Hermes (hɜrmiːz) is an Olympian god in Greek religion and mythology, son of Zeus and the Pleiad Maia. He is second youngest of the Olympian gods.
Hermes is a god of transitions and boundaries. He is quick and cunning, and moves freely between the worlds of the mortal and divine, as emissary and messenger of the gods, intercessor between mortals and the divine, and conductor of souls into the afterlife. He is protector and patron of travelers, herdsmen, thieves, orators and wit, literature and poets, athletics and sports, invention and trade. In some myths he is a trickster, and outwits other gods for his own satisfaction or the sake of humankind. His attributes and symbols include the herma, the rooster and the tortoise, purse or pouch, winged sandals, winged cap, and his main symbol is the herald’s staff, the Greek kerykeion or Latin caduceus which consisted of two snakes wrapped around a winged staff.
Here’s the other taschevah piece I’ve been working on today. Trying to figure out the way the wings pull from their pockets. Again, I’ve left out the mane and the hair on the tail, those will be added later when I know how I want them to flow.

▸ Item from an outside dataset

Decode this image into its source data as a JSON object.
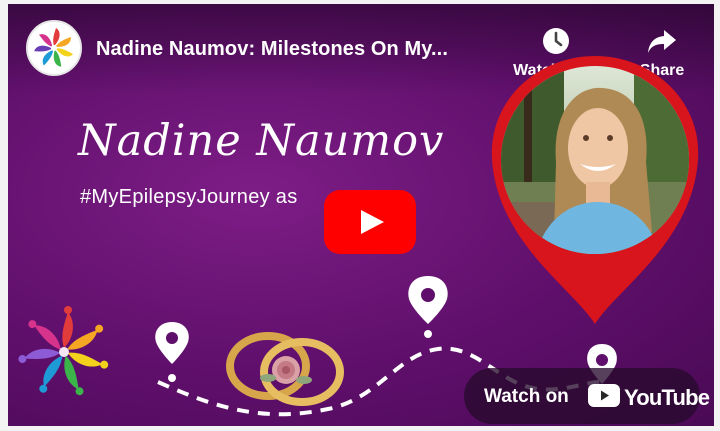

Today’s bat family is Emballonuridae, which includes 51 species of sac-winged (or sheath-tailed) bats. As their name implies, most of these species have small glandular pouches on their wings. Greater sac-winged bats have been observed to also add urine and secretions from around their, ehm…“private regions” to the sac where is all ferments into a “perfume” that they can then fan at potential mates. Delicious.